**Task item**
Without including any picture, write out the entries exactly as they stand.
== Segment start ==
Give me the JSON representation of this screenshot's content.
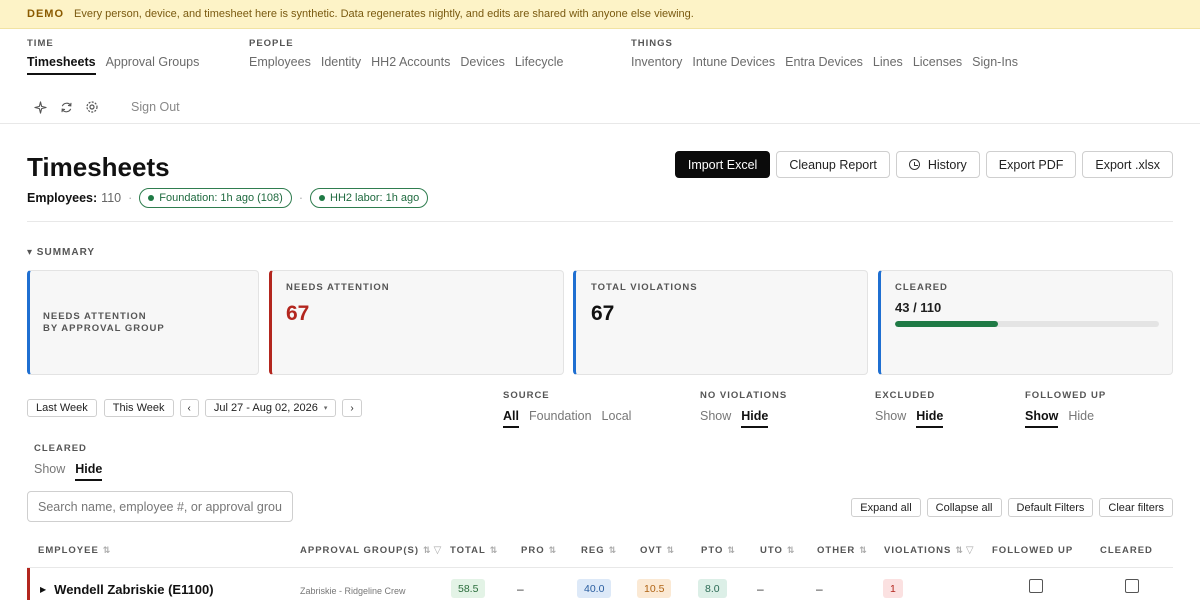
{
  "banner": {
    "tag": "DEMO",
    "message": "Every person, device, and timesheet here is synthetic. Data regenerates nightly, and edits are shared with anyone else viewing."
  },
  "nav": {
    "time": {
      "label": "TIME",
      "items": [
        "Timesheets",
        "Approval Groups"
      ]
    },
    "people": {
      "label": "PEOPLE",
      "items": [
        "Employees",
        "Identity",
        "HH2 Accounts",
        "Devices",
        "Lifecycle"
      ]
    },
    "things": {
      "label": "THINGS",
      "items": [
        "Inventory",
        "Intune Devices",
        "Entra Devices",
        "Lines",
        "Licenses",
        "Sign-Ins"
      ]
    }
  },
  "toolbar": {
    "sign_out": "Sign Out"
  },
  "page": {
    "title": "Timesheets"
  },
  "actions": {
    "import": "Import Excel",
    "cleanup": "Cleanup Report",
    "history": "History",
    "export_pdf": "Export PDF",
    "export_xlsx": "Export .xlsx"
  },
  "employees": {
    "label": "Employees:",
    "count": "110",
    "foundation_pill": "Foundation: 1h ago (108)",
    "hh2_pill": "HH2 labor: 1h ago"
  },
  "summary": {
    "toggle": "▾ SUMMARY",
    "cards": {
      "by_group": {
        "label_line1": "NEEDS ATTENTION",
        "label_line2": "BY APPROVAL GROUP"
      },
      "needs_attention": {
        "label": "NEEDS ATTENTION",
        "value": "67"
      },
      "total_violations": {
        "label": "TOTAL VIOLATIONS",
        "value": "67"
      },
      "cleared": {
        "label": "CLEARED",
        "value": "43 / 110",
        "progress": 0.39
      }
    }
  },
  "week": {
    "last": "Last Week",
    "this": "This Week",
    "prev": "‹",
    "range": "Jul 27 - Aug 02, 2026",
    "range_caret": "▾",
    "next": "›"
  },
  "filters": {
    "source": {
      "label": "SOURCE",
      "options": [
        "All",
        "Foundation",
        "Local"
      ]
    },
    "no_violations": {
      "label": "NO VIOLATIONS",
      "options": [
        "Show",
        "Hide"
      ]
    },
    "excluded": {
      "label": "EXCLUDED",
      "options": [
        "Show",
        "Hide"
      ]
    },
    "followed_up": {
      "label": "FOLLOWED UP",
      "options": [
        "Show",
        "Hide"
      ]
    },
    "cleared": {
      "label": "CLEARED",
      "options": [
        "Show",
        "Hide"
      ]
    }
  },
  "search": {
    "placeholder": "Search name, employee #, or approval grou"
  },
  "table_actions": {
    "expand": "Expand all",
    "collapse": "Collapse all",
    "defaults": "Default Filters",
    "clear": "Clear filters"
  },
  "table": {
    "headers": {
      "employee": "EMPLOYEE",
      "approval": "APPROVAL GROUP(S)",
      "total": "TOTAL",
      "pro": "PRO",
      "reg": "REG",
      "ovt": "OVT",
      "pto": "PTO",
      "uto": "UTO",
      "other": "OTHER",
      "violations": "VIOLATIONS",
      "followed_up": "FOLLOWED UP",
      "cleared": "CLEARED"
    },
    "rows": [
      {
        "name": "Wendell Zabriskie (E1100)",
        "group": "Zabriskie - Ridgeline Crew",
        "total": "58.5",
        "pro": "–",
        "reg": "40.0",
        "ovt": "10.5",
        "pto": "8.0",
        "uto": "–",
        "other": "–",
        "violations": "1"
      }
    ]
  },
  "colors": {
    "accent_blue": "#1f6fd1",
    "danger": "#b3261e",
    "success": "#1f7a45"
  }
}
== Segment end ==
**Answer to this task**
Give me the JSON representation of this screenshot's content.
{
  "banner": {
    "tag": "DEMO",
    "message": "Every person, device, and timesheet here is synthetic. Data regenerates nightly, and edits are shared with anyone else viewing."
  },
  "nav": {
    "time": {
      "label": "TIME",
      "items": [
        "Timesheets",
        "Approval Groups"
      ]
    },
    "people": {
      "label": "PEOPLE",
      "items": [
        "Employees",
        "Identity",
        "HH2 Accounts",
        "Devices",
        "Lifecycle"
      ]
    },
    "things": {
      "label": "THINGS",
      "items": [
        "Inventory",
        "Intune Devices",
        "Entra Devices",
        "Lines",
        "Licenses",
        "Sign-Ins"
      ]
    }
  },
  "toolbar": {
    "sign_out": "Sign Out"
  },
  "page": {
    "title": "Timesheets"
  },
  "actions": {
    "import": "Import Excel",
    "cleanup": "Cleanup Report",
    "history": "History",
    "export_pdf": "Export PDF",
    "export_xlsx": "Export .xlsx"
  },
  "employees": {
    "label": "Employees:",
    "count": "110",
    "foundation_pill": "Foundation: 1h ago (108)",
    "hh2_pill": "HH2 labor: 1h ago"
  },
  "summary": {
    "toggle": "▾ SUMMARY",
    "cards": {
      "by_group": {
        "label_line1": "NEEDS ATTENTION",
        "label_line2": "BY APPROVAL GROUP"
      },
      "needs_attention": {
        "label": "NEEDS ATTENTION",
        "value": "67"
      },
      "total_violations": {
        "label": "TOTAL VIOLATIONS",
        "value": "67"
      },
      "cleared": {
        "label": "CLEARED",
        "value": "43 / 110",
        "progress": 0.39
      }
    }
  },
  "week": {
    "last": "Last Week",
    "this": "This Week",
    "prev": "‹",
    "range": "Jul 27 - Aug 02, 2026",
    "range_caret": "▾",
    "next": "›"
  },
  "filters": {
    "source": {
      "label": "SOURCE",
      "options": [
        "All",
        "Foundation",
        "Local"
      ]
    },
    "no_violations": {
      "label": "NO VIOLATIONS",
      "options": [
        "Show",
        "Hide"
      ]
    },
    "excluded": {
      "label": "EXCLUDED",
      "options": [
        "Show",
        "Hide"
      ]
    },
    "followed_up": {
      "label": "FOLLOWED UP",
      "options": [
        "Show",
        "Hide"
      ]
    },
    "cleared": {
      "label": "CLEARED",
      "options": [
        "Show",
        "Hide"
      ]
    }
  },
  "search": {
    "placeholder": "Search name, employee #, or approval grou"
  },
  "table_actions": {
    "expand": "Expand all",
    "collapse": "Collapse all",
    "defaults": "Default Filters",
    "clear": "Clear filters"
  },
  "table": {
    "headers": {
      "employee": "EMPLOYEE",
      "approval": "APPROVAL GROUP(S)",
      "total": "TOTAL",
      "pro": "PRO",
      "reg": "REG",
      "ovt": "OVT",
      "pto": "PTO",
      "uto": "UTO",
      "other": "OTHER",
      "violations": "VIOLATIONS",
      "followed_up": "FOLLOWED UP",
      "cleared": "CLEARED"
    },
    "rows": [
      {
        "name": "Wendell Zabriskie (E1100)",
        "group": "Zabriskie - Ridgeline Crew",
        "total": "58.5",
        "pro": "–",
        "reg": "40.0",
        "ovt": "10.5",
        "pto": "8.0",
        "uto": "–",
        "other": "–",
        "violations": "1"
      }
    ]
  },
  "colors": {
    "accent_blue": "#1f6fd1",
    "danger": "#b3261e",
    "success": "#1f7a45"
  }
}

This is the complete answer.